Over the past 40 years, the effectiveness of guided imagery has been increasingly established by research findings that demonstrate its positive impact on health, creativity and performance. We now know that in many instances even 10 minutes of imagery can reduce blood pressure, lower cholesterol and glucose levels in the blood, and heighten short- term immune cell activity. It can reduce blood loss during surgery and morphine use after it. It lessens headaches and pain. It can increase skill at skiing, skating, tennis, writing, acting and singing; it accelerates weight loss and reduces anxiety ; and it has been shown, again and again, to reduce the aversive effects of chemotherapy and radiation therapy, especially nausea, depression, soreness and fatigue.
Because of the brain structures involved when guided imagery techniques are deployed, it will often heighten emotion, laughter, sensitivity to music, openness to spirituality, intuition, abstract thinking and empathy.
And because it mobilizes unconscious and pre-conscious processes to assist with conscious goals, it can bring to bear much more of a person’s strength and motivation to accomplish a desired end.
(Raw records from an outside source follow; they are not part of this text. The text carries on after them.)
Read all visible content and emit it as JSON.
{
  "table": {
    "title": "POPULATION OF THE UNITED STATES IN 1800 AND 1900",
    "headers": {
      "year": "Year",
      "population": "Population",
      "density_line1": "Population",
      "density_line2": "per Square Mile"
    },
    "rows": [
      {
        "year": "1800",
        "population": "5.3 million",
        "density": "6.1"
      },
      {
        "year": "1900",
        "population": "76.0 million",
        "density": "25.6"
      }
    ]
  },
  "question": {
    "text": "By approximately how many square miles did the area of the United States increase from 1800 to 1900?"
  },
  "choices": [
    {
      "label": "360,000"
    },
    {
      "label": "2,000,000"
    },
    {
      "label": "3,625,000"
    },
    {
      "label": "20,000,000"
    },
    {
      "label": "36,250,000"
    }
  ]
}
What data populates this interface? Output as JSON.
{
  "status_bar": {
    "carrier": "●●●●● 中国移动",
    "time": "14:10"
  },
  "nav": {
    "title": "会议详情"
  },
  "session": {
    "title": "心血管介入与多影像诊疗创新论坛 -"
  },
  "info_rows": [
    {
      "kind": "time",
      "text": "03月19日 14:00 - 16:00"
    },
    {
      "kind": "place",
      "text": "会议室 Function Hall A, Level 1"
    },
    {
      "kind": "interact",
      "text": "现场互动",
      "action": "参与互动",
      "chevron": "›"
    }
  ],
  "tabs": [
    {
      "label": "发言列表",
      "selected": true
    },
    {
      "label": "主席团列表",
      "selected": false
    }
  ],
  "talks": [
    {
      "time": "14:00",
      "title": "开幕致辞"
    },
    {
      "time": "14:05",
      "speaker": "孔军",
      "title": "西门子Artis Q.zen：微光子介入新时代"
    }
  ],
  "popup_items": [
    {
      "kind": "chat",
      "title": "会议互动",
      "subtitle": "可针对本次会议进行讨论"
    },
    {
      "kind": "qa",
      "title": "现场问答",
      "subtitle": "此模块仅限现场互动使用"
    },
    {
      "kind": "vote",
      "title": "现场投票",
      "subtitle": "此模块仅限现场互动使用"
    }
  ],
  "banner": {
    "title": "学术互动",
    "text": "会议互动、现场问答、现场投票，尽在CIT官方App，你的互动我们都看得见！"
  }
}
So, subtle and gentle as this technique is, guided imagery meditation can be very powerful, and more and more so over time.